Resident John Cummings, a "truckman," stabled his horses with Lawrence Mulry at No. 10 Christopher Street at the end of the block.  On the night of May 3, 1896 the three-story stable caught on fire.  Hay and other flammable materials caused the blaze to rage rapidly through the structure.  Before fire fighters could attack the inferno, August Frederick Winberg who lived in the loft was dead, two horses were burned to death and two more were so badly injured they had to be shot.  The Times reported the following day that Cummings’s two horses had been “dragged out, badly burned.”

By 1897 John Laible ran his grocery store at No. 141 Waverly Place (by now Waverley had lost its second “e”).    He would remain here into the first years of the 20th century.

A disturbing incident occurred in the apartment of the Peter Dunn family on July 2, 1906.   Dunn was over 70 years old at the time and blind.  His 30-year old son John came home drunk that night; and the New-York Tribune reported that “He refused to go to bed, and awakened the other members of the Dunn family by shouting in the flat.”

When Peter tried to reason with his son, “the younger man reviled his father with taunts and curses.”  Finally John grabbed his blind father by the waist and thrust him out their third floor window.  A policeman heard Peter’s calls as he hung from the window.

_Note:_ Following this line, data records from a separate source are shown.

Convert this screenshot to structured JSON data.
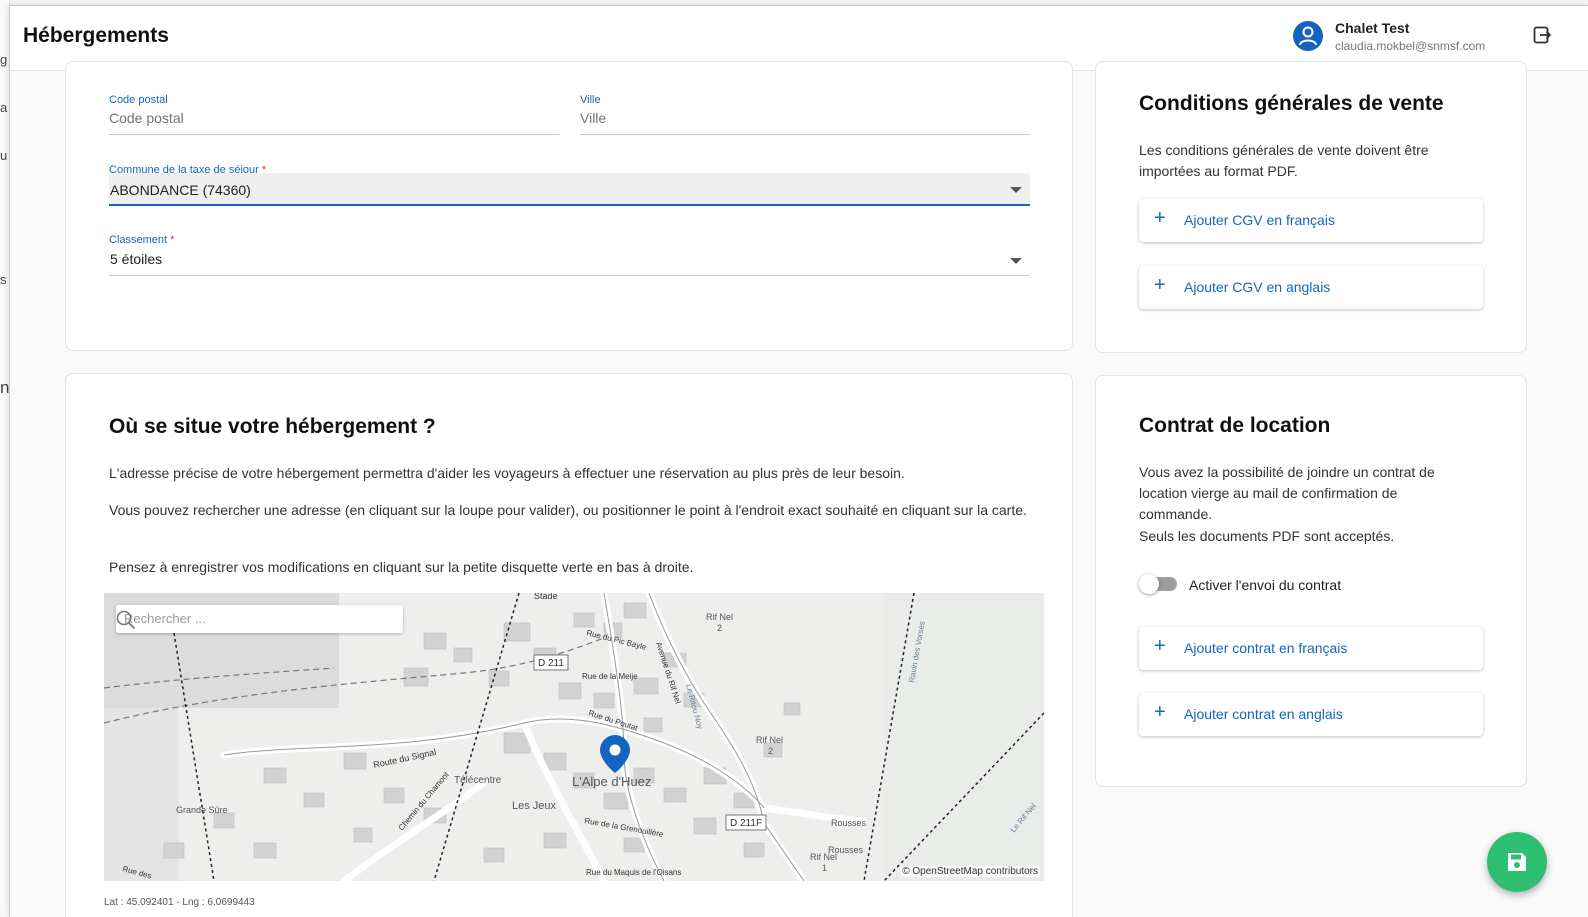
{
  "app": {
    "title": "Hébergements",
    "user": {
      "name": "Chalet Test",
      "email": "claudia.mokbel@snmsf.com"
    }
  },
  "form": {
    "postal_code": {
      "label": "Code postal",
      "placeholder": "Code postal",
      "value": ""
    },
    "city": {
      "label": "Ville",
      "placeholder": "Ville",
      "value": ""
    },
    "tax_commune": {
      "label": "Commune de la taxe de séjour",
      "required_mark": "*",
      "value": "ABONDANCE (74360)"
    },
    "rating": {
      "label": "Classement",
      "required_mark": "*",
      "value": "5 étoiles"
    }
  },
  "location": {
    "title": "Où se situe votre hébergement ?",
    "paragraphs": [
      "L'adresse précise de votre hébergement permettra d'aider les voyageurs à effectuer une réservation au plus près de leur besoin.",
      "Vous pouvez rechercher une adresse (en cliquant sur la loupe pour valider), ou positionner le point à l'endroit exact souhaité en cliquant sur la carte.",
      "Pensez à enregistrer vos modifications en cliquant sur la petite disquette verte en bas à droite."
    ],
    "map": {
      "search_placeholder": "Rechercher ...",
      "attribution": "© OpenStreetMap contributors",
      "labels": {
        "stade": "Stade",
        "d211": "D 211",
        "d211f": "D 211F",
        "rue_pic_bayle": "Rue du Pic Bayle",
        "rue_meije": "Rue de la Meije",
        "avenue_rif_nel": "Avenue du Rif Nel",
        "rue_poutat": "Rue du Poutat",
        "route_signal": "Route du Signal",
        "telecentre": "Télécentre",
        "alpe_huez": "L'Alpe d'Huez",
        "les_jeux": "Les Jeux",
        "chemin_chamont": "Chemin du Chamont",
        "rue_grenouillere": "Rue de la Grenouillère",
        "rue_maquis": "Rue du Maquis de l'Oisans",
        "grande_sure": "Grande Sûre",
        "rif_nel_1": "Rif Nel",
        "rif_nel_1_num": "2",
        "rif_nel_2": "Rif Nel",
        "rif_nel_2_num": "2",
        "rif_nel_3": "Rif Nel",
        "rif_nel_3_num": "1",
        "rousses_1": "Rousses",
        "rousses_2": "Rousses",
        "le_ritou": "Le Ritou Noy",
        "ravin_vorses": "Ravin des Vorses",
        "le_rif_nel": "Le Rif Nel",
        "rue_des": "Rue des"
      }
    },
    "coords_text": "Lat : 45.092401 - Lng : 6.0699443"
  },
  "cgv": {
    "title": "Conditions générales de vente",
    "description": "Les conditions générales de vente doivent être importées au format PDF.",
    "buttons": {
      "fr": "Ajouter CGV en français",
      "en": "Ajouter CGV en anglais"
    }
  },
  "contract": {
    "title": "Contrat de location",
    "description_1": "Vous avez la possibilité de joindre un contrat de location vierge au mail de confirmation de commande.",
    "description_2": "Seuls les documents PDF sont acceptés.",
    "toggle_label": "Activer l'envoi du contrat",
    "toggle_on": false,
    "buttons": {
      "fr": "Ajouter contrat en français",
      "en": "Ajouter contrat en anglais"
    }
  },
  "colors": {
    "accent": "#1565c0",
    "save": "#2fbf71",
    "required": "#d32f2f"
  },
  "icons": {
    "user": "account-circle-icon",
    "logout": "logout-icon",
    "search": "search-icon",
    "plus": "plus-icon",
    "pin": "map-pin-icon",
    "save": "floppy-disk-icon"
  }
}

The Tribune reported “The old man clung by his hands until a policeman broke in the door and clubbed young Dolan [sic] into submission, taking him to the police station.”  Peter Dunn was rescued and his son was sentenced the following afternoon to six months on Blackwell’s Island.

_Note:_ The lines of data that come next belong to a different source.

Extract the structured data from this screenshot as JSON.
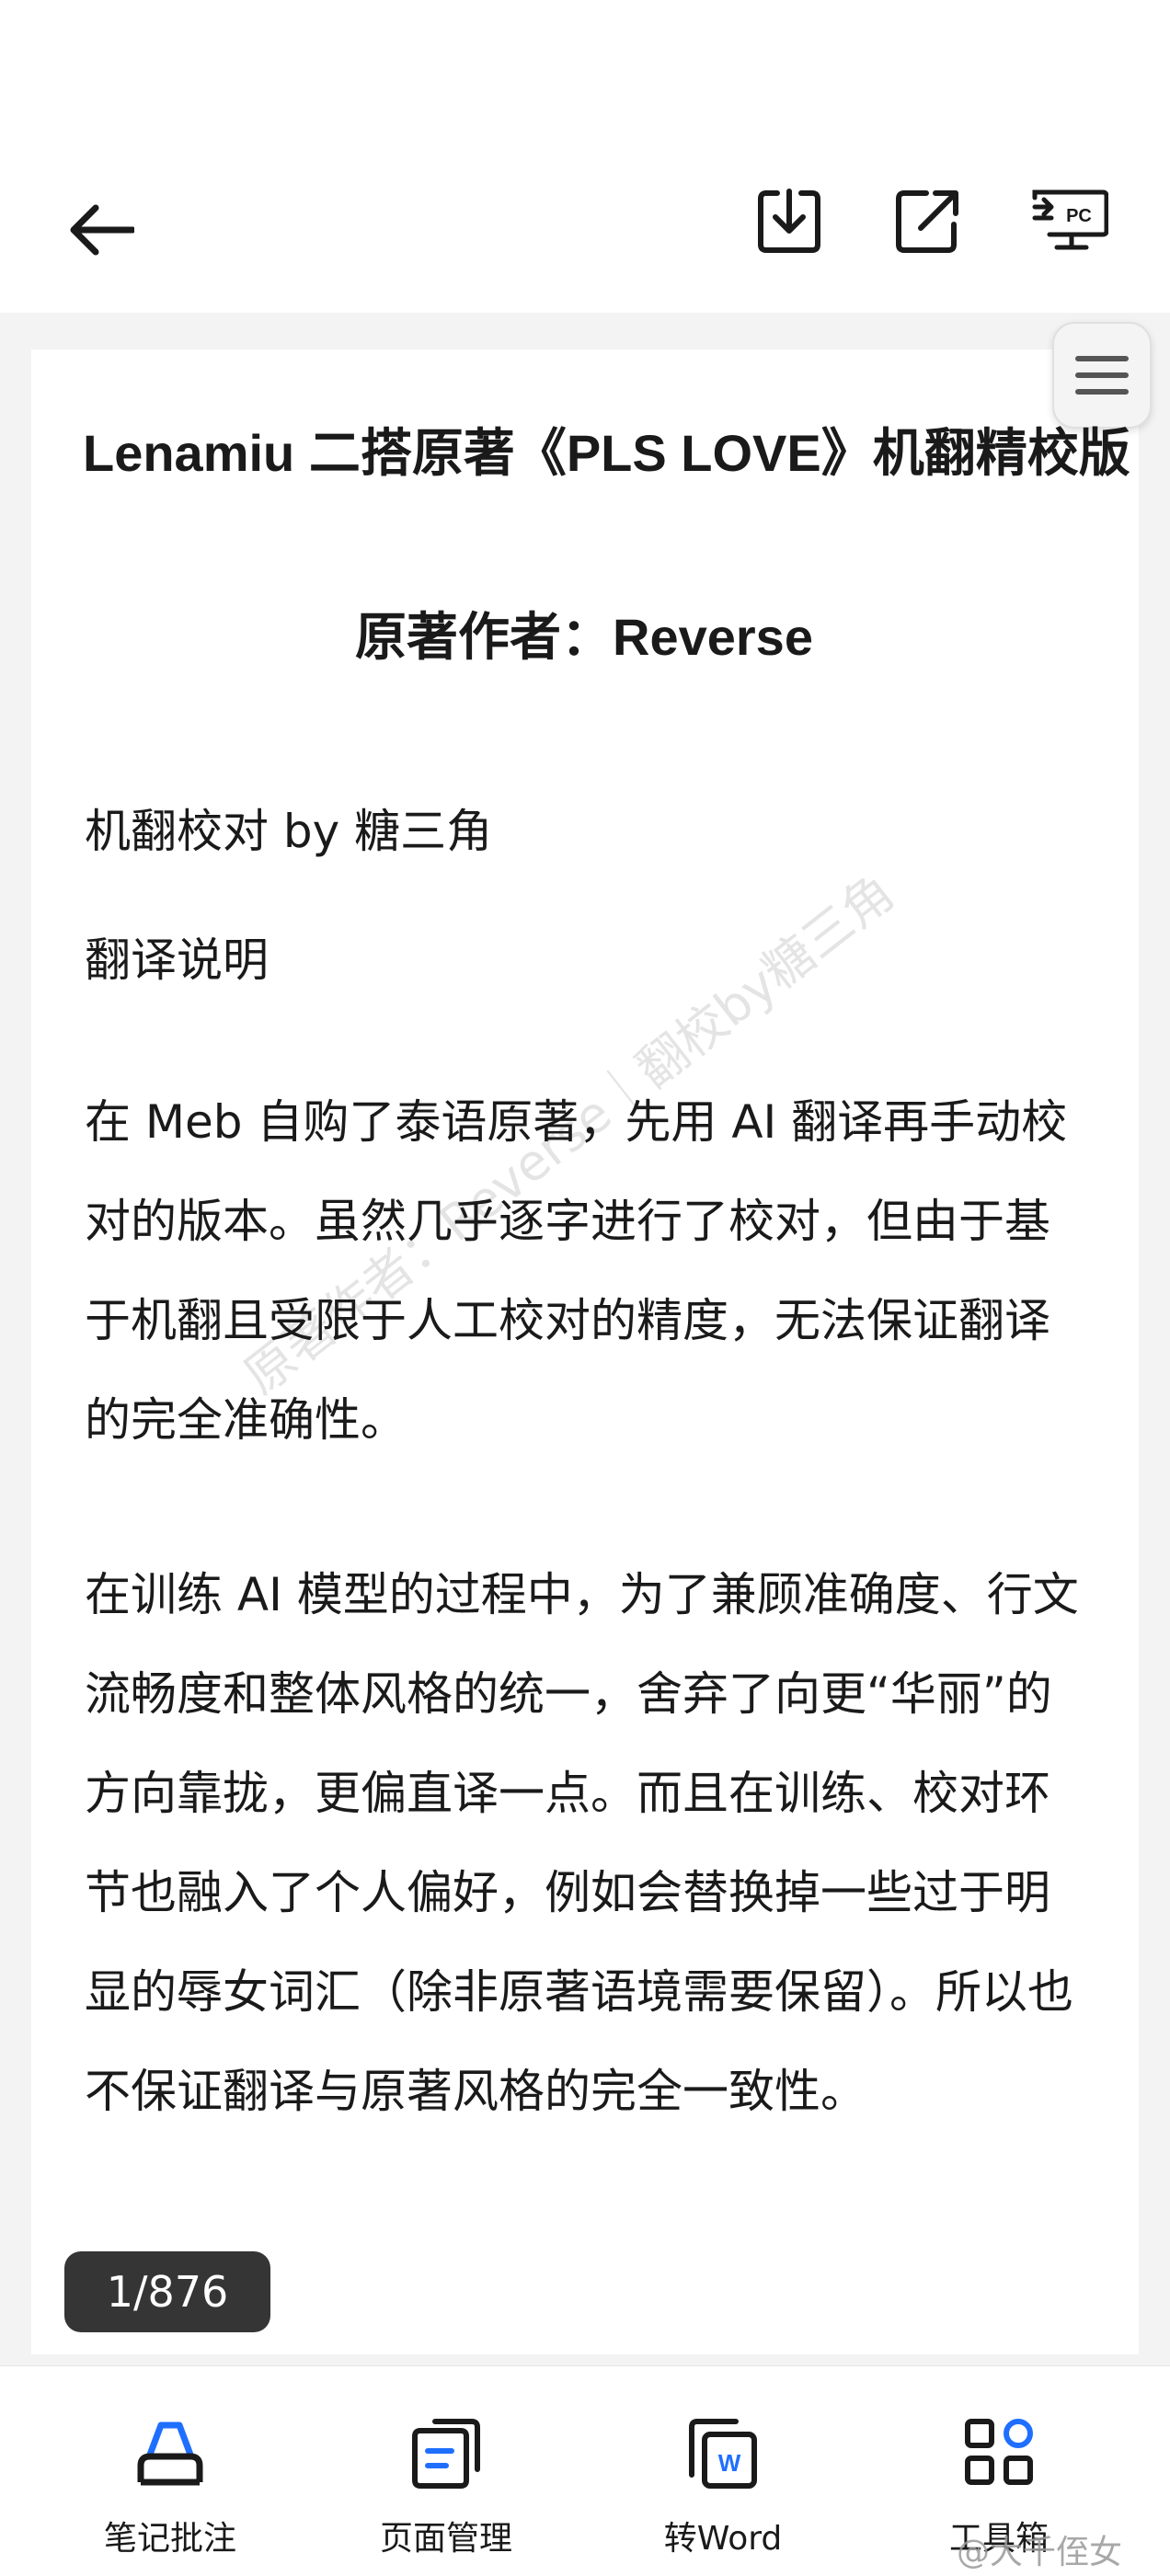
{
  "toolbar": {
    "back_icon": "arrow-left-icon",
    "download_icon": "download-icon",
    "share_icon": "share-icon",
    "pc_icon": "pc-icon",
    "pc_text": "PC"
  },
  "document": {
    "title": "Lenamiu 二搭原著《PLS LOVE》机翻精校版",
    "author": "原著作者：Reverse",
    "proofread": "机翻校对 by 糖三角",
    "section_heading": "翻译说明",
    "paragraphs": [
      "在 Meb 自购了泰语原著，先用 AI 翻译再手动校对的版本。虽然几乎逐字进行了校对，但由于基于机翻且受限于人工校对的精度，无法保证翻译的完全准确性。",
      "在训练 AI 模型的过程中，为了兼顾准确度、行文流畅度和整体风格的统一，舍弃了向更“华丽”的方向靠拢，更偏直译一点。而且在训练、校对环节也融入了个人偏好，例如会替换掉一些过于明显的辱女词汇（除非原著语境需要保留）。所以也不保证翻译与原著风格的完全一致性。"
    ],
    "watermark": "原著作者：Reverse｜翻校by糖三角"
  },
  "pager": {
    "current": "1/876"
  },
  "bottom_nav": [
    {
      "label": "笔记批注",
      "icon": "annotate-icon"
    },
    {
      "label": "页面管理",
      "icon": "page-manage-icon"
    },
    {
      "label": "转Word",
      "icon": "word-convert-icon",
      "icon_text": "W"
    },
    {
      "label": "工具箱",
      "icon": "toolbox-icon"
    }
  ],
  "overlay": {
    "weibo_watermark": "@大千侄女"
  },
  "colors": {
    "accent_blue": "#1f6fff",
    "icon_dark": "#1a1a1a",
    "counter_bg": "#353535"
  }
}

But not everything was dreadful in the tenement apartments.  In 1914 The Evening World held a contest for the “brightest, bonniest, and best” of New York City’s babies.  It culminated on Mother-and-Baby Day, June 25, with a Fifth Avenue parade that started at Washington Square.  Various organizations and institutions held their sub-contests to pick entrants; thereby culling down the newspaper’s otherwise massive amount of submissions.  No. 7 Gay Street resident Mrs. Robert Berry entered her 13-month old son Robert in the Greenwich Settlement House content.  The boy won first prize.

Rather surprisingly Louis C. Luhrs still lived in the family home in 1933 when he retired from the real estate business.   When the Great Depression hit, he had sold his summer estate, the upstate “farm” formerly owned by popular stage actor Joseph Jefferson.  Now he daily traveled to Central Park to relax and spend time with “other well-to-do” older men who gathered there.    In 1932 he had told a reporter from The New York Times that he was pleased that the Park had remained essentially unchanged since the days when he drove his carriage through its rambling drives.

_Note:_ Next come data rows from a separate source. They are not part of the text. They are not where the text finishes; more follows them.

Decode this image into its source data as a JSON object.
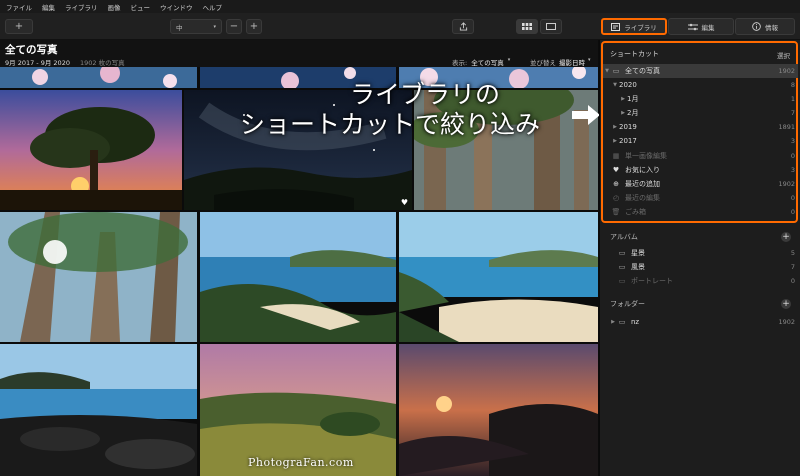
{
  "menu": [
    "ファイル",
    "編集",
    "ライブラリ",
    "画像",
    "ビュー",
    "ウインドウ",
    "ヘルプ"
  ],
  "toolbar": {
    "add_label": "+",
    "zoom_value": "中",
    "zoom_minus": "−",
    "zoom_plus": "+"
  },
  "modes": {
    "library": "ライブラリ",
    "edit": "編集",
    "info": "情報"
  },
  "header": {
    "title": "全ての写真",
    "range": "9月 2017 - 9月 2020",
    "count": "1902 枚の写真",
    "display_label": "表示:",
    "display_value": "全ての写真",
    "sort_label": "並び替え",
    "sort_value": "撮影日時"
  },
  "overlay": {
    "line1": "ライブラリの",
    "line2": "ショートカットで絞り込み"
  },
  "watermark": "PhotograFan.com",
  "shortcuts": {
    "header": "ショートカット",
    "select": "選択",
    "items": [
      {
        "label": "全ての写真",
        "count": "1902",
        "icon": "photos-icon",
        "selected": true,
        "dim": false
      },
      {
        "label": "2020",
        "count": "8",
        "icon": "",
        "selected": false,
        "dim": false
      },
      {
        "label": "1月",
        "count": "1",
        "icon": "",
        "selected": false,
        "dim": false
      },
      {
        "label": "2月",
        "count": "7",
        "icon": "",
        "selected": false,
        "dim": false
      },
      {
        "label": "2019",
        "count": "1891",
        "icon": "",
        "selected": false,
        "dim": false
      },
      {
        "label": "2017",
        "count": "3",
        "icon": "",
        "selected": false,
        "dim": false
      },
      {
        "label": "単一画像編集",
        "count": "0",
        "icon": "grid-icon",
        "selected": false,
        "dim": true
      },
      {
        "label": "お気に入り",
        "count": "3",
        "icon": "heart-icon",
        "selected": false,
        "dim": false
      },
      {
        "label": "最近の追加",
        "count": "1902",
        "icon": "plus-circle-icon",
        "selected": false,
        "dim": false
      },
      {
        "label": "最近の編集",
        "count": "0",
        "icon": "history-icon",
        "selected": false,
        "dim": true
      },
      {
        "label": "ごみ箱",
        "count": "0",
        "icon": "trash-icon",
        "selected": false,
        "dim": true
      }
    ]
  },
  "albums": {
    "header": "アルバム",
    "items": [
      {
        "label": "星景",
        "count": "5",
        "dim": false
      },
      {
        "label": "風景",
        "count": "7",
        "dim": false
      },
      {
        "label": "ポートレート",
        "count": "0",
        "dim": true
      }
    ]
  },
  "folders": {
    "header": "フォルダー",
    "items": [
      {
        "label": "nz",
        "count": "1902"
      }
    ]
  }
}
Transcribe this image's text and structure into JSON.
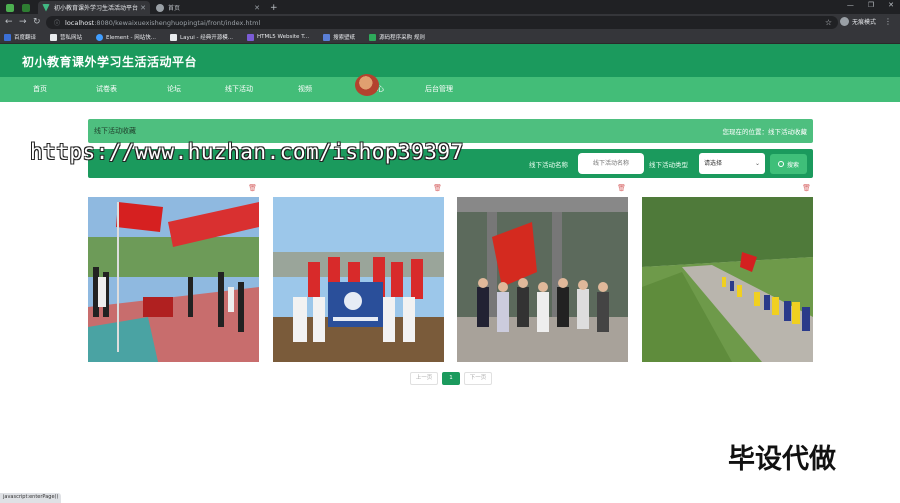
{
  "browser": {
    "tabs": [
      {
        "label": "",
        "color": "#3c8d3c"
      },
      {
        "label": "初小教育课外学习生活活动平台",
        "color": "#41b883"
      },
      {
        "label": "首页",
        "color": "#9aa0a6"
      }
    ],
    "url_host": "localhost",
    "url_rest": ":8080/kewaixuexishenghuopingtai/front/index.html",
    "incognito_label": "无痕模式",
    "bookmarks": [
      {
        "label": "百度翻译",
        "color": "#3b6fd6"
      },
      {
        "label": "营私网站",
        "color": "#e8eaed"
      },
      {
        "label": "Element - 网站快...",
        "color": "#409eff"
      },
      {
        "label": "Layui - 经典开源模...",
        "color": "#e8eaed"
      },
      {
        "label": "HTML5 Website T...",
        "color": "#7b5cd6"
      },
      {
        "label": "搜索壁纸",
        "color": "#5a7fd6"
      },
      {
        "label": "源码程序采购 规则",
        "color": "#2eaa5a"
      }
    ]
  },
  "site": {
    "title": "初小教育课外学习生活活动平台",
    "nav": [
      "首页",
      "试卷表",
      "论坛",
      "线下活动",
      "视频",
      "个人中心",
      "后台管理"
    ]
  },
  "crumb": {
    "title": "线下活动收藏",
    "location": "您现在的位置：线下活动收藏"
  },
  "search": {
    "name_label": "线下活动名称",
    "name_placeholder": "线下活动名称",
    "type_label": "线下活动类型",
    "type_selected": "请选择",
    "button_label": "搜索"
  },
  "cards": [
    {
      "delete_icon": "trash-icon"
    },
    {
      "delete_icon": "trash-icon"
    },
    {
      "delete_icon": "trash-icon"
    },
    {
      "delete_icon": "trash-icon"
    }
  ],
  "pager": {
    "prev": "上一页",
    "current": "1",
    "next": "下一页"
  },
  "watermark": "https://www.huzhan.com/ishop39397",
  "corner_mark": "毕设代做",
  "status": "javascript:enterPage()"
}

In 1948 Louis C. Luhrs died in the bedroom where he had been born in 1861.  When No. 141 and Nos. 5 and 7 Gay Street were sold in October 1955, the buyers K. M. T. Realties announced “plans for remodeling.”  The old tenement apartments were renovated, resulting in two each on the upper floors.

Another updating was completed in 1988.  However little changed outwardly.  Henry Beckell’s 1850s storefront is intact and the Waverly Place building looks much as it did when Henry Luhrs added the top two floors in 1860.  And on Gay Street, the magnificent cast iron fire escapes still catch the eye.

photographs by the author
many thanks to Robert Susser for requesting this post 

1 comment:

  1. Good to know more about this block. I have a favorite image of it .